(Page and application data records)
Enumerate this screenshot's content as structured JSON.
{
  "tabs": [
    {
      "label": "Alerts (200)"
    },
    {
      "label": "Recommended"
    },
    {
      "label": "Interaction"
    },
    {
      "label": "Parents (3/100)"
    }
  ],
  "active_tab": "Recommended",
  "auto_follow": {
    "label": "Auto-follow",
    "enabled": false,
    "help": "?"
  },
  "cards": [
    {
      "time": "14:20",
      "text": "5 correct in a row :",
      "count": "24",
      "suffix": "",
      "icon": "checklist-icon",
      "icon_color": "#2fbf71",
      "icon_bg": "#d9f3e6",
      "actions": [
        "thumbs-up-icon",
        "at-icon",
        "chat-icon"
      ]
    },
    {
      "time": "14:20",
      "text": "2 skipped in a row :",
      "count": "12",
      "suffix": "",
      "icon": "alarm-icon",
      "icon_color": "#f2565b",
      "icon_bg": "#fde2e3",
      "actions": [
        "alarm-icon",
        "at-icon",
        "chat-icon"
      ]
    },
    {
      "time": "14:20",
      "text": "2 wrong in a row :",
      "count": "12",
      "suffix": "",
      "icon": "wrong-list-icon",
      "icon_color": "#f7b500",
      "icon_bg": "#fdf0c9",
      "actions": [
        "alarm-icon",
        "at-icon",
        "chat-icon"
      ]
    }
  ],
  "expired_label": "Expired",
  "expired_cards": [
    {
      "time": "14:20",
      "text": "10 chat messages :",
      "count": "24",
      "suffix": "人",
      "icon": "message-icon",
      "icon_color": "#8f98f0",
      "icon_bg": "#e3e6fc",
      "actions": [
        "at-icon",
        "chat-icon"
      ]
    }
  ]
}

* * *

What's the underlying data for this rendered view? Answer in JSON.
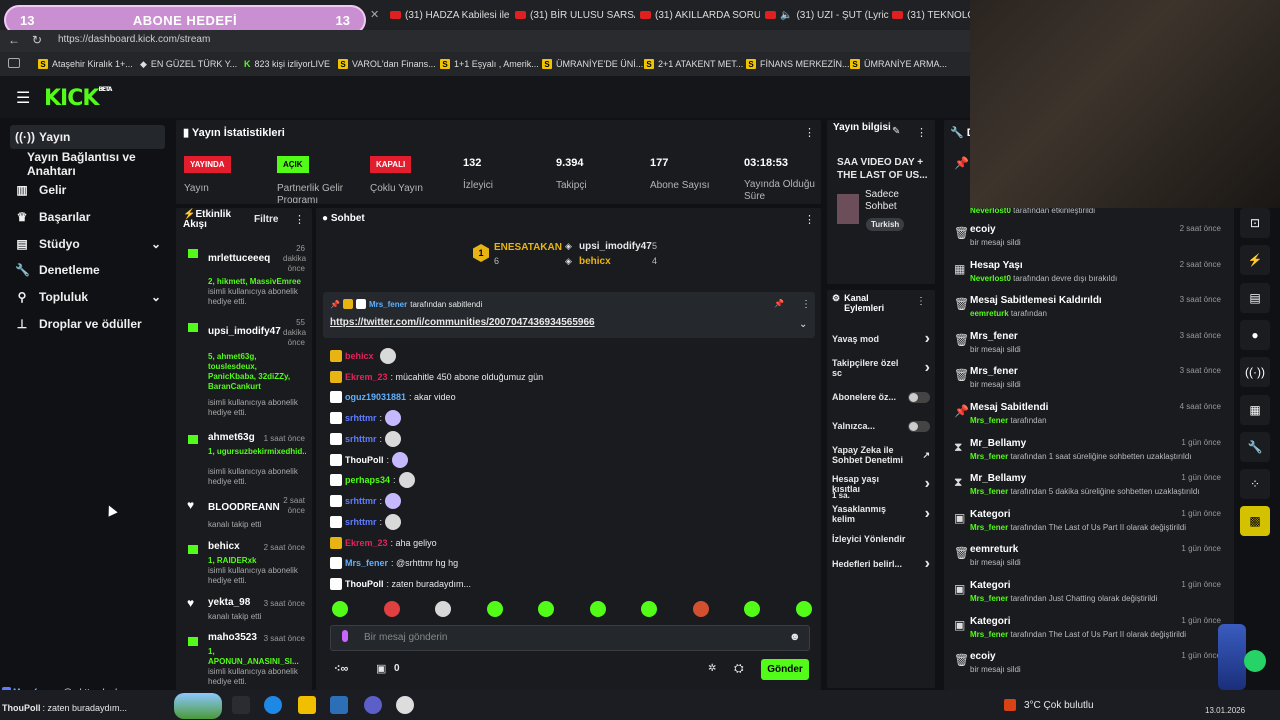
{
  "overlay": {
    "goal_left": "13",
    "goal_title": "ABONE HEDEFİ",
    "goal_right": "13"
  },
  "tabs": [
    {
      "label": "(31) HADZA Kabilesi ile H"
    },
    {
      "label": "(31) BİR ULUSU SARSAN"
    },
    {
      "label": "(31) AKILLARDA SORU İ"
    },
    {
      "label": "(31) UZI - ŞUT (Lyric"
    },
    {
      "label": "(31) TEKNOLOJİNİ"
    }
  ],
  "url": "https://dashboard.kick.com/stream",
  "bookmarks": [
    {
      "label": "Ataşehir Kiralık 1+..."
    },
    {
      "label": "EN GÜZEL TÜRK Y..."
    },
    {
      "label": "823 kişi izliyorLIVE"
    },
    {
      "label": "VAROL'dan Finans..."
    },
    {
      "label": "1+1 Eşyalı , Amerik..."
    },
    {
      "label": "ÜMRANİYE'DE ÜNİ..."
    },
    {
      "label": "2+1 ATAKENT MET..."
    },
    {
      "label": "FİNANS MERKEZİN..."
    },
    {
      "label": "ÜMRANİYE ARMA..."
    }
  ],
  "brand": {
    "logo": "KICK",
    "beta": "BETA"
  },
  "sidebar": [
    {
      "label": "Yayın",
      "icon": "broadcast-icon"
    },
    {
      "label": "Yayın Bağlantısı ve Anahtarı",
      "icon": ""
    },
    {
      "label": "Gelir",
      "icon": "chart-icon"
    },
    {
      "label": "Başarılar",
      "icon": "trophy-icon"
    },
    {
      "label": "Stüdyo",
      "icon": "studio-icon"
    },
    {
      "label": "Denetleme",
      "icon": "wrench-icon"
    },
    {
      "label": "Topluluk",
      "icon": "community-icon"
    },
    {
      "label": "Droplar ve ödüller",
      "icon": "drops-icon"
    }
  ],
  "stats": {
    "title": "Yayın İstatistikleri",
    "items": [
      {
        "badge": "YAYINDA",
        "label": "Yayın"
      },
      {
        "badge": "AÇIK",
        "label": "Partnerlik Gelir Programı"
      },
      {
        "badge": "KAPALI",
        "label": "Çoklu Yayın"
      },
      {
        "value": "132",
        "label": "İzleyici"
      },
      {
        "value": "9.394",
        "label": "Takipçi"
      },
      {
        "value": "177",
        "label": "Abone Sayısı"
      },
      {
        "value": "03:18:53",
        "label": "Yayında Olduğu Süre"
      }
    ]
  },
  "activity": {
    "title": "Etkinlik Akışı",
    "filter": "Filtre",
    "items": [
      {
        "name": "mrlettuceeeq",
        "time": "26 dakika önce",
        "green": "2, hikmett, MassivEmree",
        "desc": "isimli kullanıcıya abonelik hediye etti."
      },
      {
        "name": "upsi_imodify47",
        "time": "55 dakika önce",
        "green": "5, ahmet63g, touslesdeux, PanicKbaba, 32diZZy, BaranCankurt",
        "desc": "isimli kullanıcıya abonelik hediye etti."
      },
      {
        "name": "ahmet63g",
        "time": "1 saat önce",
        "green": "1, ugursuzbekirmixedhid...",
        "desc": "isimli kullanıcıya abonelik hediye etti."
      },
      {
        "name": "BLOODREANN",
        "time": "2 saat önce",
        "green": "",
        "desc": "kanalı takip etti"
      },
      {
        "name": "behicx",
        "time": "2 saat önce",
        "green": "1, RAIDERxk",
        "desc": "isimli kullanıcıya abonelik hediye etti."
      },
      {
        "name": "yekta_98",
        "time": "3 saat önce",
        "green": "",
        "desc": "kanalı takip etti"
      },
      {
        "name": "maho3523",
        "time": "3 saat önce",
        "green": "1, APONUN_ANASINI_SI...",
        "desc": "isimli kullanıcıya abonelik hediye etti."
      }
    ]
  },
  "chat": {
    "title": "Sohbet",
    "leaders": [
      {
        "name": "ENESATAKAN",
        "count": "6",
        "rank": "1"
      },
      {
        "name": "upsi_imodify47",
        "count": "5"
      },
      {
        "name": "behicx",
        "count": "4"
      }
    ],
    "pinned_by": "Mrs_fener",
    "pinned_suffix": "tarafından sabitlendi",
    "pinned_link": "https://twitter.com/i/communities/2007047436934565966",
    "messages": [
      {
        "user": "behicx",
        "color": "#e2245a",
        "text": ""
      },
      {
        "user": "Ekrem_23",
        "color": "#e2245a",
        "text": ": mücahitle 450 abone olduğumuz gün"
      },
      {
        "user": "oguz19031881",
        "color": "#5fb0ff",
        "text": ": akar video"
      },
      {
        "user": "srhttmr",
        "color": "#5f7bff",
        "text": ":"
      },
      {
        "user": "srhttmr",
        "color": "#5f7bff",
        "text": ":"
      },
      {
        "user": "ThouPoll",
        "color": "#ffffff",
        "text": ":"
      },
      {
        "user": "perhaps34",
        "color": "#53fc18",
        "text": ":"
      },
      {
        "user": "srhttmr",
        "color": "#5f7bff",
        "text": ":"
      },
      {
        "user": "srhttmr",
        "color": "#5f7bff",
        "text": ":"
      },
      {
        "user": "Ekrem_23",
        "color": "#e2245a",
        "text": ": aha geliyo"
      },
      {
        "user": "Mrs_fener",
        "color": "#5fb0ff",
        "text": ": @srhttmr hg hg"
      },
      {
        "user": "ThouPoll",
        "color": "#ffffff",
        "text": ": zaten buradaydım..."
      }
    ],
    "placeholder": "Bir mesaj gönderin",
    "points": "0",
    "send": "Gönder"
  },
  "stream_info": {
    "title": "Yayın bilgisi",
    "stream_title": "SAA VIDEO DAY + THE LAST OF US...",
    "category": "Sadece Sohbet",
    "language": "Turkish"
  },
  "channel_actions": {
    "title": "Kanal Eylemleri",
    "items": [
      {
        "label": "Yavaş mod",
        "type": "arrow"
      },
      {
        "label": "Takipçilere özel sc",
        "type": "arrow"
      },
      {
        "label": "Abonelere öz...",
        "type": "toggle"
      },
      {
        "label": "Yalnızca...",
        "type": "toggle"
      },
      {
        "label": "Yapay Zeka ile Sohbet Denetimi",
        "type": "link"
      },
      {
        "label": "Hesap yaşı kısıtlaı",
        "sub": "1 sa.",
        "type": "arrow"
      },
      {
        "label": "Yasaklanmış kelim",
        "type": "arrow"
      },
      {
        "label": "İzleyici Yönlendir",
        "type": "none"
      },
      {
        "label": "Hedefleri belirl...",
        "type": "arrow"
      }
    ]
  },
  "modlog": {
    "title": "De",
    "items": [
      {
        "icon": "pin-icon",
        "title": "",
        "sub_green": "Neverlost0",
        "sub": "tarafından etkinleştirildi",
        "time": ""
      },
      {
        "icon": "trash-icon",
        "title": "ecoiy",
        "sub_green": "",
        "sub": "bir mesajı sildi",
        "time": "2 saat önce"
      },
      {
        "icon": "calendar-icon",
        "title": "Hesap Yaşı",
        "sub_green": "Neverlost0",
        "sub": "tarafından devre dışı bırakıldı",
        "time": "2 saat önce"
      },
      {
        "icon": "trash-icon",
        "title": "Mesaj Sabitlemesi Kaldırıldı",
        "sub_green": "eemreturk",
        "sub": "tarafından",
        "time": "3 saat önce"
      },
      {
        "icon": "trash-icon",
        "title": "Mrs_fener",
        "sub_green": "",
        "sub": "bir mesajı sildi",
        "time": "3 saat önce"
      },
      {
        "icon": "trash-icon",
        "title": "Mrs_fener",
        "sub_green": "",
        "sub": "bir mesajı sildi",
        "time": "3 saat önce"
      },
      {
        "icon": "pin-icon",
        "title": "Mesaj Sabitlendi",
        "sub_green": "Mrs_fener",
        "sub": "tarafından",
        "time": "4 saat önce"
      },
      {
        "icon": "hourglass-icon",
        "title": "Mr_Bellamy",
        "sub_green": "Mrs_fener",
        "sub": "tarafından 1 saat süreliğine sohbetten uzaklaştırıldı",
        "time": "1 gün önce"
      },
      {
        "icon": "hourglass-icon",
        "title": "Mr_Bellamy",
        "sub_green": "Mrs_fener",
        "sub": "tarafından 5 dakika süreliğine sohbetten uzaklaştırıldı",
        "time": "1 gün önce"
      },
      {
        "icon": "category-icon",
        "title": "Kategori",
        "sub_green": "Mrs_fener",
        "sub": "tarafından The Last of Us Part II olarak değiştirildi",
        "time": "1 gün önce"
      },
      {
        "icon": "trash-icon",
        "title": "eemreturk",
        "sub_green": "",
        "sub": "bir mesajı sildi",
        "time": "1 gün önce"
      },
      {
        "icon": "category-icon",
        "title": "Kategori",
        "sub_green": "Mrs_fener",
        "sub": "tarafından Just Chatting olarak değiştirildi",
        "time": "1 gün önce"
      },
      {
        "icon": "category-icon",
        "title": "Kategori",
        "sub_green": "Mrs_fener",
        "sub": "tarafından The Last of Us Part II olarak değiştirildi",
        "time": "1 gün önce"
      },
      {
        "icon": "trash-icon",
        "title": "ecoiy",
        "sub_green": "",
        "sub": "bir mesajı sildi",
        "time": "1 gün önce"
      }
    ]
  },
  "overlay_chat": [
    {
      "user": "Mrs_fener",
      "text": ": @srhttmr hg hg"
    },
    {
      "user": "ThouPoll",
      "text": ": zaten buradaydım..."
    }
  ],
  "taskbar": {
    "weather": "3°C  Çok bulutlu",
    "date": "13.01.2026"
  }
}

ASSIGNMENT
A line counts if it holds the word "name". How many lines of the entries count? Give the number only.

PROBLEM SOLUTION
10